This new data dictionary will also provide more centralized organization, which should help avoid miscommunication—previously, OLCF staffers were not always aware of who else might be connected to their data feeds.
“One of the big issues before was that there wasn’t any explicit documentation saying, ‘We’re currently sending data from here to here,’” Ceballos said. “So when one person would shut off a service, it would affect everybody who was connected to it—people wouldn’t know, and they’d go, ‘Why is our stuff not working?’ Now there’s documentation on that and there’s more accountability, but it also gives insights: ‘I didn’t know this data existed, but I can benefit from this.’”
Consequently, the Kafka system should better facilitate the sharing of data between teams for business insights and collaborations.
“The main thing is it’s not going to be so ad hoc as it was previously, so there’ll be a defined path to integrate your data into a production system,” Prout said. “You can still do things locally, but if you want to share with others and have data contracts with other teams, this will allow for that.”
Other internal applications will also benefit from Kafka streaming. The Resource and Allocation Tracking System (RATS) Report, a customer relationship tool that tracks supercomputer users and projects at the National Center for Computational Sciences (NCCS), will see a big upgrade in the immediacy of its reports. Currently, the RATS team conducts a once-a-day input of all job metrics from the previous day—job logs from various machines, file system usage data, downtime events, GPU data, project and allocation data, etc. Now that information will arrive in an up-to-the-minute dataflow.
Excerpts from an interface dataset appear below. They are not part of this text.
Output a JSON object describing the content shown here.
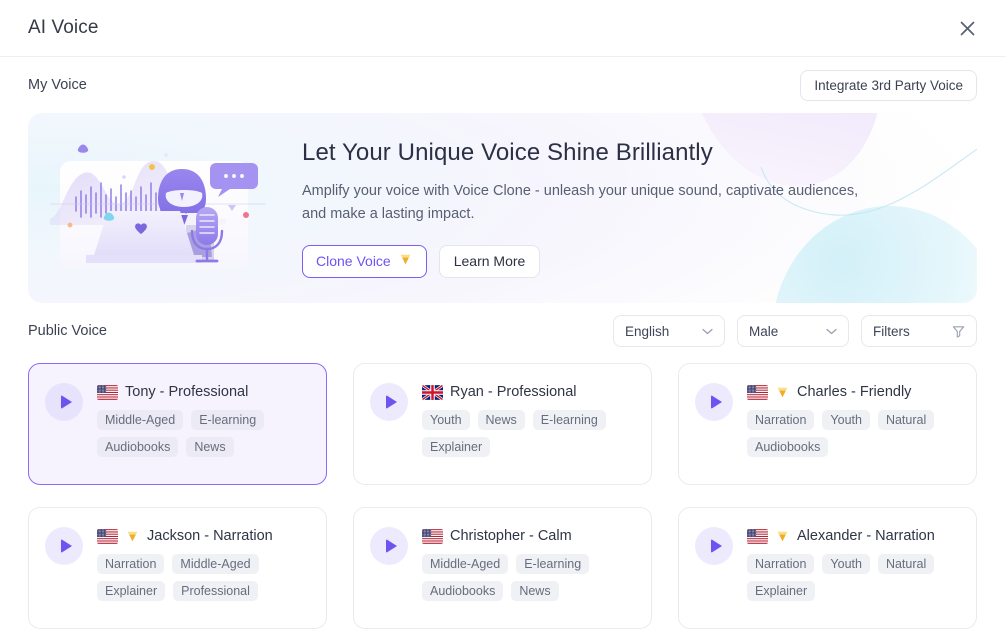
{
  "header": {
    "title": "AI Voice",
    "close_icon": "close-icon"
  },
  "my_voice": {
    "section_title": "My Voice",
    "integrate_button": "Integrate 3rd Party Voice",
    "banner": {
      "title": "Let Your Unique Voice Shine Brilliantly",
      "description": "Amplify your voice with Voice Clone - unleash your unique sound, captivate audiences, and make a lasting impact.",
      "clone_button": "Clone Voice",
      "clone_badge_icon": "diamond-icon",
      "learn_button": "Learn More",
      "illustration_icon": "voice-clone-illustration"
    }
  },
  "public_voice": {
    "section_title": "Public Voice",
    "filters": {
      "language": {
        "value": "English",
        "icon": "chevron-down-icon"
      },
      "gender": {
        "value": "Male",
        "icon": "chevron-down-icon"
      },
      "filters": {
        "value": "Filters",
        "icon": "filter-funnel-icon"
      }
    },
    "voices": [
      {
        "name": "Tony - Professional",
        "flag": "us",
        "premium": false,
        "selected": true,
        "tags": [
          "Middle-Aged",
          "E-learning",
          "Audiobooks",
          "News"
        ]
      },
      {
        "name": "Ryan - Professional",
        "flag": "uk",
        "premium": false,
        "selected": false,
        "tags": [
          "Youth",
          "News",
          "E-learning",
          "Explainer"
        ]
      },
      {
        "name": "Charles - Friendly",
        "flag": "us",
        "premium": true,
        "selected": false,
        "tags": [
          "Narration",
          "Youth",
          "Natural",
          "Audiobooks"
        ]
      },
      {
        "name": "Jackson - Narration",
        "flag": "us",
        "premium": true,
        "selected": false,
        "tags": [
          "Narration",
          "Middle-Aged",
          "Explainer",
          "Professional"
        ]
      },
      {
        "name": "Christopher - Calm",
        "flag": "us",
        "premium": false,
        "selected": false,
        "tags": [
          "Middle-Aged",
          "E-learning",
          "Audiobooks",
          "News"
        ]
      },
      {
        "name": "Alexander - Narration",
        "flag": "us",
        "premium": true,
        "selected": false,
        "tags": [
          "Narration",
          "Youth",
          "Natural",
          "Explainer"
        ]
      }
    ]
  },
  "colors": {
    "accent": "#6c54f0",
    "accent_border": "#8a6df5",
    "selected_bg": "#f6f3ff",
    "tag_bg": "#f0f1f4",
    "text": "#2d3142",
    "muted": "#666d7e",
    "border": "#e9ebf1"
  }
}
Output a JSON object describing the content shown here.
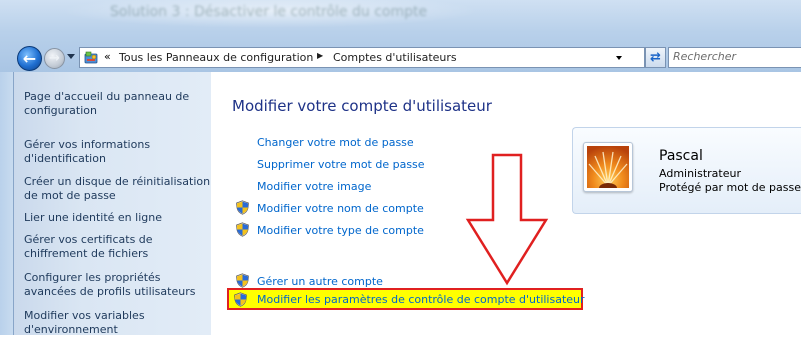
{
  "window": {
    "title": "Solution 3 : Désactiver le contrôle du compte"
  },
  "address_bar": {
    "overflow_chevron": "«",
    "crumbs": [
      "Tous les Panneaux de configuration",
      "Comptes d'utilisateurs"
    ],
    "separator": "▶"
  },
  "search": {
    "placeholder": "Rechercher"
  },
  "left_pane": {
    "items": [
      "Page d'accueil du panneau de configuration",
      "Gérer vos informations d'identification",
      "Créer un disque de réinitialisation de mot de passe",
      "Lier une identité en ligne",
      "Gérer vos certificats de chiffrement de fichiers",
      "Configurer les propriétés avancées de profils utilisateurs",
      "Modifier vos variables d'environnement"
    ]
  },
  "main": {
    "heading": "Modifier votre compte d'utilisateur",
    "links": [
      "Changer votre mot de passe",
      "Supprimer votre mot de passe",
      "Modifier votre image",
      "Modifier votre nom de compte",
      "Modifier votre type de compte"
    ],
    "other_links": [
      "Gérer un autre compte",
      "Modifier les paramètres de contrôle de compte d'utilisateur"
    ]
  },
  "user": {
    "name": "Pascal",
    "role": "Administrateur",
    "status": "Protégé par mot de passe"
  },
  "annotation": {
    "highlight_color": "#ffff00",
    "arrow_color": "#e02020"
  }
}
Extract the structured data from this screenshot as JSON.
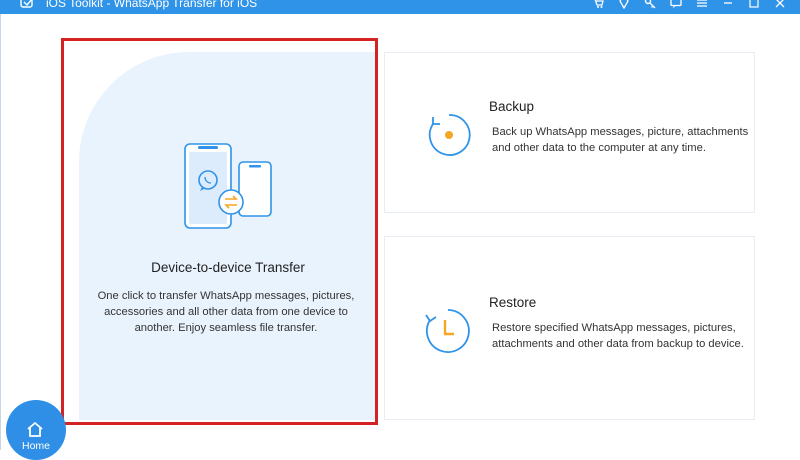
{
  "titlebar": {
    "title": "iOS Toolkit - WhatsApp Transfer for iOS",
    "icons": [
      "cart-icon",
      "diamond-icon",
      "key-icon",
      "feedback-icon",
      "menu-icon",
      "minimize-icon",
      "maximize-icon",
      "close-icon"
    ]
  },
  "device_transfer": {
    "title": "Device-to-device Transfer",
    "description": "One click to transfer WhatsApp messages, pictures, accessories and all other data from one device to another. Enjoy seamless file transfer."
  },
  "backup": {
    "title": "Backup",
    "description": "Back up WhatsApp messages, picture, attachments and other data to the computer at any time."
  },
  "restore": {
    "title": "Restore",
    "description": "Restore specified WhatsApp messages, pictures, attachments and other data from backup to device."
  },
  "home": {
    "label": "Home"
  },
  "colors": {
    "accent": "#2f93e8",
    "highlight": "#d42323",
    "card_bg": "#e9f3fe",
    "icon_orange": "#f5a623"
  }
}
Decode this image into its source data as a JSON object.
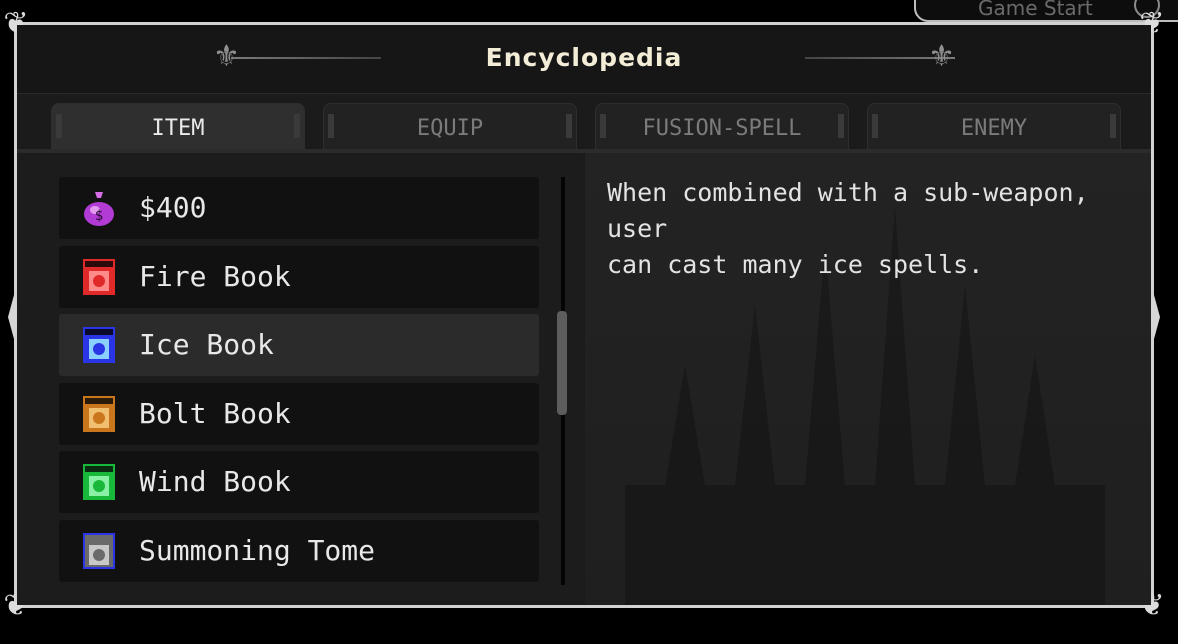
{
  "top_button": {
    "label": "Game Start",
    "icon": "circle-button-icon"
  },
  "window": {
    "title": "Encyclopedia"
  },
  "tabs": [
    {
      "label": "ITEM",
      "active": true
    },
    {
      "label": "EQUIP",
      "active": false
    },
    {
      "label": "FUSION-SPELL",
      "active": false
    },
    {
      "label": "ENEMY",
      "active": false
    }
  ],
  "items": [
    {
      "label": "$400",
      "icon": "money-bag-icon",
      "color": "#b23bd6"
    },
    {
      "label": "Fire Book",
      "icon": "fire-book-icon",
      "color": "#e02a2a"
    },
    {
      "label": "Ice Book",
      "icon": "ice-book-icon",
      "color": "#2a36e6"
    },
    {
      "label": "Bolt Book",
      "icon": "bolt-book-icon",
      "color": "#c9761c"
    },
    {
      "label": "Wind Book",
      "icon": "wind-book-icon",
      "color": "#18b83a"
    },
    {
      "label": "Summoning Tome",
      "icon": "summoning-tome-icon",
      "color": "#6a6a6a"
    }
  ],
  "selected_index": 2,
  "description": "When combined with a sub-weapon, user\ncan cast many ice spells."
}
“Before, you would have to make decisions on the next day based on the previous day’s data. But now we’re getting this stuff in real-time streaming and we’re able to make decisions based on the last 5 minutes of data,” Ceballos said.
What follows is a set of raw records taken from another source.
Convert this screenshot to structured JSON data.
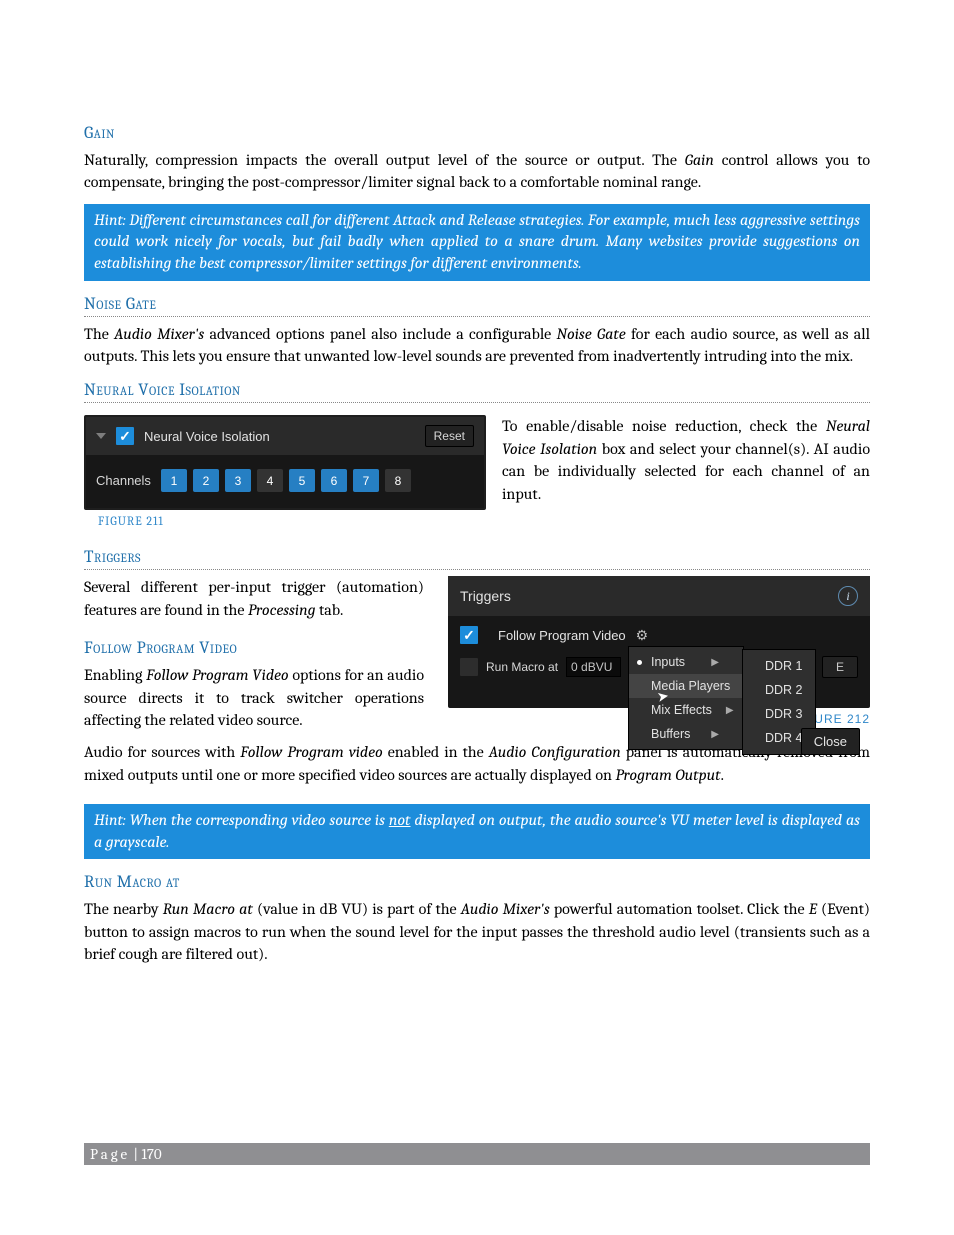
{
  "headings": {
    "gain": "Gain",
    "noise_gate": "Noise Gate",
    "nvi": "Neural Voice Isolation",
    "triggers": "Triggers",
    "follow": "Follow Program Video",
    "run_macro": "Run Macro at"
  },
  "para": {
    "gain1a": "Naturally, compression impacts the overall output level of the source or output.  The ",
    "gain1b": "Gain",
    "gain1c": " control allows you to compensate, bringing the post-compressor/limiter signal back to a comfortable nominal range.",
    "hint1": "Hint:  Different circumstances call for different Attack and Release strategies.  For example, much less aggressive settings could work nicely for vocals, but fail badly when applied to a snare drum.  Many websites provide suggestions on establishing the best compressor/limiter settings for different environments.",
    "noise1a": "The ",
    "noise1b": "Audio Mixer's",
    "noise1c": " advanced options panel also include a configurable ",
    "noise1d": "Noise Gate",
    "noise1e": " for each audio source, as well as all outputs.   This lets you ensure that unwanted low-level sounds are prevented from inadvertently intruding into the mix.",
    "nvi_right_a": "To enable/disable noise reduction, check the ",
    "nvi_right_b": "Neural Voice Isolation",
    "nvi_right_c": " box and select your channel(s).  AI audio can be individually selected for each channel of an input.",
    "trg1a": "Several different per-input trigger (automation) features are found in the ",
    "trg1b": "Processing",
    "trg1c": " tab.",
    "follow1a": "Enabling ",
    "follow1b": "Follow Program Video",
    "follow1c": " options for an audio source directs it to track switcher operations affecting the related video source.",
    "follow2a": "Audio for sources with ",
    "follow2b": "Follow Program video",
    "follow2c": " enabled in the ",
    "follow2d": "Audio Configuration",
    "follow2e": " panel is automatically removed from mixed outputs until one or more specified video sources are actually displayed on ",
    "follow2f": "Program Output",
    "follow2g": ".",
    "hint2a": "Hint: When the corresponding video source is ",
    "hint2b": "not",
    "hint2c": " displayed on output, the audio source's VU meter level is displayed as a grayscale.",
    "run1a": "The nearby ",
    "run1b": "Run Macro at",
    "run1c": " (value in dB VU) is part of the ",
    "run1d": "Audio Mixer's",
    "run1e": " powerful automation toolset.  Click the ",
    "run1f": "E",
    "run1g": " (Event) button to assign macros to run when the sound level for the input passes the threshold audio level (transients such as a brief cough are filtered out)."
  },
  "fig211": {
    "title": "Neural Voice Isolation",
    "reset": "Reset",
    "channels_label": "Channels",
    "channels": [
      "1",
      "2",
      "3",
      "4",
      "5",
      "6",
      "7",
      "8"
    ],
    "channels_on": [
      true,
      true,
      true,
      false,
      true,
      true,
      true,
      false
    ],
    "caption": "FIGURE 211"
  },
  "fig212": {
    "title": "Triggers",
    "follow_label": "Follow Program Video",
    "run_label": "Run Macro at",
    "db_value": "0 dBVU",
    "e_label": "E",
    "close": "Close",
    "menu1": [
      "Inputs",
      "Media Players",
      "Mix Effects",
      "Buffers"
    ],
    "menu2": [
      "DDR 1",
      "DDR 2",
      "DDR 3",
      "DDR 4"
    ],
    "menu1_partial": "ns",
    "caption": "FIGURE 212"
  },
  "footer": {
    "page_label": "Page",
    "sep": " | ",
    "num": "170"
  }
}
Scott Simmerman, an HPC software engineer in the User Assistance and Outreach group who is currently integrating the available Kafka data feeds into RATS Report, said the shift to Kafka will also help gather job data from special sources, such as the Compute and Data Environment for Science (CADES), an integrated computing infrastructure.
“Currently the process for getting job logs from CADES has lots of moving parts and can be a pain to set up and maintain,” Simmerman said. “With Kafka, it’s just a matter of them publishing their job logs to Kafka and then us consuming them—with no files moving around different file systems.”
Once more data sources are connected to the Kafka platform, the CAM team plans to focus on new ways to process and visualize the data, making it easily accessible to NCCS personnel. From there, intelligent applications can be built to make automated decisions based on this data, improving operational efficiency.
“The first phase of any intelligent system is gathering data, so once we gather all this data, we can start putting it into applications that make decisions based on that data over time,” Prout said. “That’s the ultimate goal—to make it an intelligent facility.”
There will be a reoccurring Kafka User Group meeting on the second Tuesday of every month starting January 14, 2020, from 2-2:30 p.m. in Building 5600, Room E202. OLCF personnel can email [email protected].ornl.gov to receive a calendar invite, though it isn’t necessary to attend.
About Oak Ridge National Laboratory
UT-Battelle LLC manages Oak Ridge National Laboratory for DOE’s Office of Science, the single largest supporter of basic research in the physical sciences in the United States. DOE’s Office of Science is working to address some of the most pressing challenges of our time. For more information, visit https://energy.gov/science.
Source: Coury Turczyn, Oak Ridge Leadership Computing Facility (OLCF)